The Israelites appear to march straight from Sinai to Canaan after Exodus, which would lead them to the Beersheba Valley where cities were fortified with strong walls, and standing armies of well-trained soldiers rode war-chariots across the plains. Chaim Herzon and Mordechai Gichon, in their book, Battles of the Bible, point out Moses’ wisdom in sending respected leaders across the river to spy out the land. But these leaders return with evidence of things they’ve seen to support their reports (fruits etc.) and a declaration that the invasion is doomed to fail. In human terms it probably was, as the army that disobeys God’s order soon finds out.
In the Bible story, God banishes the Israelites to the desert for forty years (or a generation, which might be more like twenty-five). In military terms, the Israelite army and people set off in search of a better route. The tribes to the East of Canaan have old associations with Abraham and Isaac—the Edomites, Moabites and Ammonites. Negotiating, and fighting with them is much easier. So the Israelites wander and work their way to a point on the Jordan River much further North, near Jericho.
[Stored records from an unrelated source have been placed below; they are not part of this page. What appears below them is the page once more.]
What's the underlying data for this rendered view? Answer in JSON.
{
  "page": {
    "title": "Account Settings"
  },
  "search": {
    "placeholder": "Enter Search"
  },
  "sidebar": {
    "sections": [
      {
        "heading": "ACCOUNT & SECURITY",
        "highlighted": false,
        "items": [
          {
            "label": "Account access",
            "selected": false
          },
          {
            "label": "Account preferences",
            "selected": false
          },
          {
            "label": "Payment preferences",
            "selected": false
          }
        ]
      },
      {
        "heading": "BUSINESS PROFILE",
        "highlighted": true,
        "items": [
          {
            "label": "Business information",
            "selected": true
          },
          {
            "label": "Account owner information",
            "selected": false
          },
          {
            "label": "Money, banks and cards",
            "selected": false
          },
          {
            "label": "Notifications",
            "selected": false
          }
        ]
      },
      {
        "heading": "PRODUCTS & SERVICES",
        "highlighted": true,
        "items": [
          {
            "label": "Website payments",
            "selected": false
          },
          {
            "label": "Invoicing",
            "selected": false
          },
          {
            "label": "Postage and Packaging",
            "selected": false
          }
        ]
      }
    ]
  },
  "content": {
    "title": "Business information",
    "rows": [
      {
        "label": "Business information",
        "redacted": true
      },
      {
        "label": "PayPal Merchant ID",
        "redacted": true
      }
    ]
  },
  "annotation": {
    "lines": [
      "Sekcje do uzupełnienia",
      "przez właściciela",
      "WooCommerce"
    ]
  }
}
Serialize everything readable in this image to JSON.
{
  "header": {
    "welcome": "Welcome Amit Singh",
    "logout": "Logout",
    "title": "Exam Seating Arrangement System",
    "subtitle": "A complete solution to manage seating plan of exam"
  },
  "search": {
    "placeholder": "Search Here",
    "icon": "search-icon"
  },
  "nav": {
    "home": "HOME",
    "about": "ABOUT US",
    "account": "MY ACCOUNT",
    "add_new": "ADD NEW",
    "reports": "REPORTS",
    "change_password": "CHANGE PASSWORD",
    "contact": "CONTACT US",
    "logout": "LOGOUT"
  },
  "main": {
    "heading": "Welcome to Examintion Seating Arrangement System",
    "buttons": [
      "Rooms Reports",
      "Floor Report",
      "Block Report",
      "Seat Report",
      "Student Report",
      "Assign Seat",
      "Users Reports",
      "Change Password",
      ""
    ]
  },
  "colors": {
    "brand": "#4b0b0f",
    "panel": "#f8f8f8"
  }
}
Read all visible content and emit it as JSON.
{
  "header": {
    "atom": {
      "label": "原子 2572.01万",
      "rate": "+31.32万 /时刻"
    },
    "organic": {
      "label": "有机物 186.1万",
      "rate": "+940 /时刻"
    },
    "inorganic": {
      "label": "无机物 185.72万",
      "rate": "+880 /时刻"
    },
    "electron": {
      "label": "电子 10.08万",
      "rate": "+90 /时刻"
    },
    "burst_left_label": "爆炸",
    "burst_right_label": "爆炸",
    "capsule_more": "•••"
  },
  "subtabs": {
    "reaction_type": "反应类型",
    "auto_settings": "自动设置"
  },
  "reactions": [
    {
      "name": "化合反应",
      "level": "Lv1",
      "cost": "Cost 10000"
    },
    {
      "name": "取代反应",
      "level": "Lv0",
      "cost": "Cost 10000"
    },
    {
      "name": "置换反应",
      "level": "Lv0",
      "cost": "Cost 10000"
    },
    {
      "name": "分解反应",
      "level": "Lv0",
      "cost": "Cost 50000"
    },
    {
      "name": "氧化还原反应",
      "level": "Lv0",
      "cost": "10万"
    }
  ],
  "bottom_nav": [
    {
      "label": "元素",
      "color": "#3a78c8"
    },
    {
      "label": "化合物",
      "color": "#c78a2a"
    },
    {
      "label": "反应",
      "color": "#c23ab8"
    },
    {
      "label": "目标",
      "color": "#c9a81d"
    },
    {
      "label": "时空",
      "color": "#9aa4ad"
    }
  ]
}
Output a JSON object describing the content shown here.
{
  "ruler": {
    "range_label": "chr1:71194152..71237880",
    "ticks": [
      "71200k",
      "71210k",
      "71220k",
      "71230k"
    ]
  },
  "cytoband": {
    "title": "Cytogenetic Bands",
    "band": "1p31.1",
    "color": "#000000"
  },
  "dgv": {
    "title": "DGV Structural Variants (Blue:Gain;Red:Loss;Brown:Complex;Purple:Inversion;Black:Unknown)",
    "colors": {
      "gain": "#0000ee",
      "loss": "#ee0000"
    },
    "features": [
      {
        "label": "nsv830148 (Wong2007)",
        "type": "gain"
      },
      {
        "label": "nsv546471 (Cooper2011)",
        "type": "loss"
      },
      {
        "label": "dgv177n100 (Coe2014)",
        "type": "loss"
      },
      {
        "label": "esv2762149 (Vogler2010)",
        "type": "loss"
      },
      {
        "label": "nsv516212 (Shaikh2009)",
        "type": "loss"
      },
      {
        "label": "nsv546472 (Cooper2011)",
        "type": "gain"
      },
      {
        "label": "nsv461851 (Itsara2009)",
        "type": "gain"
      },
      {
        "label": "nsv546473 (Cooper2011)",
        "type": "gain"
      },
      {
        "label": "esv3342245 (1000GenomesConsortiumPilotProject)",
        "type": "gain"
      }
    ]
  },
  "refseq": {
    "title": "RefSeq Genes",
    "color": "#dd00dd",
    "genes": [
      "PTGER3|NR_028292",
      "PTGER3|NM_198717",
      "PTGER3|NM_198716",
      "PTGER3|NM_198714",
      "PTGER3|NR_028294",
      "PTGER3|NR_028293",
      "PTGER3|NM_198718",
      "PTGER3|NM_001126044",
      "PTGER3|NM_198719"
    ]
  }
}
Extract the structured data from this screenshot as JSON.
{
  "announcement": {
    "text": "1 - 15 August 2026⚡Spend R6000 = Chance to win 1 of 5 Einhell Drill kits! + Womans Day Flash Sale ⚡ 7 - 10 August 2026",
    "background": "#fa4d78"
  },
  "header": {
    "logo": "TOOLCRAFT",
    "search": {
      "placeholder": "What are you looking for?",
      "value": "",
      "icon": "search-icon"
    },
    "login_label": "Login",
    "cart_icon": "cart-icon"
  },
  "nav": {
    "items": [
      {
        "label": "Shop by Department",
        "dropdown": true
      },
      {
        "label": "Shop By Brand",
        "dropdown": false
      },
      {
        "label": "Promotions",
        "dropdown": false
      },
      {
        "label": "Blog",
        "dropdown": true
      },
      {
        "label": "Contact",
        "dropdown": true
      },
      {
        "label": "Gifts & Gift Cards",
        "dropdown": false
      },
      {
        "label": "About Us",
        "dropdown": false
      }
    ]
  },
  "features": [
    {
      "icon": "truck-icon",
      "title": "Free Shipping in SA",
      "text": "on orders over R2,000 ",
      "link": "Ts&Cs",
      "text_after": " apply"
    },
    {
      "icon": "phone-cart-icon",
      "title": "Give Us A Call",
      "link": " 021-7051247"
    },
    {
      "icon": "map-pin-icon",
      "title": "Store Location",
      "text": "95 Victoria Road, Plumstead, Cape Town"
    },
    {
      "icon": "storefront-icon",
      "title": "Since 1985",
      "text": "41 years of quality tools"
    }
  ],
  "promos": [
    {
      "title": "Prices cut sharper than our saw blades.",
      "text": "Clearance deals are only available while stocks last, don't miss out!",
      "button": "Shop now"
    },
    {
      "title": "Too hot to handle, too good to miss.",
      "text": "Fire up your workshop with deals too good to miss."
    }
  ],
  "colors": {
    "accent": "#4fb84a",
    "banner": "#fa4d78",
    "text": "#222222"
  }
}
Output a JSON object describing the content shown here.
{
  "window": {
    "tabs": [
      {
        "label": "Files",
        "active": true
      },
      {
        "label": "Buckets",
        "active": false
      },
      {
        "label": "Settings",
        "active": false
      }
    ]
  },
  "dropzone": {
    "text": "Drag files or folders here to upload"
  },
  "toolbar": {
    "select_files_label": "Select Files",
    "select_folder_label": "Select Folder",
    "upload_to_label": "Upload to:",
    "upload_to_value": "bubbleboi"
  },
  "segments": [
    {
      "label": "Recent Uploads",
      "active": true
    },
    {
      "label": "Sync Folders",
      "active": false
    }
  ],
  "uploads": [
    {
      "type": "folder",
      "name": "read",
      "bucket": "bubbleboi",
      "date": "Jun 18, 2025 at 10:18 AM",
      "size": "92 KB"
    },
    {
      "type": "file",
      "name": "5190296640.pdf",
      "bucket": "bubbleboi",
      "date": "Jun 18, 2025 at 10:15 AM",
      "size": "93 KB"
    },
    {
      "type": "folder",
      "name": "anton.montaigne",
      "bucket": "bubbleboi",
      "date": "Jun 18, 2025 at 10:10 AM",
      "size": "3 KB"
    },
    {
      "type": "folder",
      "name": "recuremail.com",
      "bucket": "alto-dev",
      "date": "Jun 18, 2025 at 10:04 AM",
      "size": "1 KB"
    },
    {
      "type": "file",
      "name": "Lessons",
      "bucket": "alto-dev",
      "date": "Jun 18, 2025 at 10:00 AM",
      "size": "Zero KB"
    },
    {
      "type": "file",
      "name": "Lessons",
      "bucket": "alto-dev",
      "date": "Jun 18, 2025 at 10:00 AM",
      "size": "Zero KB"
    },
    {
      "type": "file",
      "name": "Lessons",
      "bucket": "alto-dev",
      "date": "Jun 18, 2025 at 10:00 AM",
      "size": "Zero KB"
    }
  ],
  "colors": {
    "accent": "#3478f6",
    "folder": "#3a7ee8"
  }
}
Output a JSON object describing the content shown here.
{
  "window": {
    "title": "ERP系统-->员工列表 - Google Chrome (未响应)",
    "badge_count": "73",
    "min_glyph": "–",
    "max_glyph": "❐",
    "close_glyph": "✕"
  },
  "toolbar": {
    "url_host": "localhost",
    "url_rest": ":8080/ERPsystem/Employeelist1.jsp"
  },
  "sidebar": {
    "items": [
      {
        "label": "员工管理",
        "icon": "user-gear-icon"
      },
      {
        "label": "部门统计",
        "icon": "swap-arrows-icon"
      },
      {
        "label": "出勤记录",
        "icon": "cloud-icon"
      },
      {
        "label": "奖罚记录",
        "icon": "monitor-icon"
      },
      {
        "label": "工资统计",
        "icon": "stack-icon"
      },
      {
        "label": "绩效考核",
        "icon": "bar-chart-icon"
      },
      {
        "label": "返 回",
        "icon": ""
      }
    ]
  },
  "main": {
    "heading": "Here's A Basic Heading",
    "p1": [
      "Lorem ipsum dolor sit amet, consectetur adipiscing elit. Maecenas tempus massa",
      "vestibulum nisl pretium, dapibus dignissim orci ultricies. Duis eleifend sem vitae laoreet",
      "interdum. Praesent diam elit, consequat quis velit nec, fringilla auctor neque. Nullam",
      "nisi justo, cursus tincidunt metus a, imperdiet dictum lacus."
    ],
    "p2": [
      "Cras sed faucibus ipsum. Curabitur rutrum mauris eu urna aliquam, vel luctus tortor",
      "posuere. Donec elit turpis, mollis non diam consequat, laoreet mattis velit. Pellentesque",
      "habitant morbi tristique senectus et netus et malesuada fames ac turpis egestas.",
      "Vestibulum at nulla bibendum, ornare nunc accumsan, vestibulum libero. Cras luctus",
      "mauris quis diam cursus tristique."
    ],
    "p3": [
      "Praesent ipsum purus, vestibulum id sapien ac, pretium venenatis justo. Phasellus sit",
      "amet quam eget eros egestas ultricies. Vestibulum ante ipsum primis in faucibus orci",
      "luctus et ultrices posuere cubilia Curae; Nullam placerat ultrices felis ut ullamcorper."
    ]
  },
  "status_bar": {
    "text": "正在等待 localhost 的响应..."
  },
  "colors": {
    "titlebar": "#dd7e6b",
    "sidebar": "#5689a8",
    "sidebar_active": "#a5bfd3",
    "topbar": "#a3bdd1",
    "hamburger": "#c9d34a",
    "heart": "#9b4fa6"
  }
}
Read Numbers 21:21-26 The Israelites are still wandering “in the desert” but they obviously know where they’re going. Israeli intelligence (remember those spies) may well have found out that Sihon had recently conquered the Moabite lowlands. He wouldn’t have had time to regroup by the time Israel arrived. So they continue to move North along the Eastern edge of Canaan.
Eventually the Israelites reach (and rest in) the sparsely settled land of Gilead, and now they try again.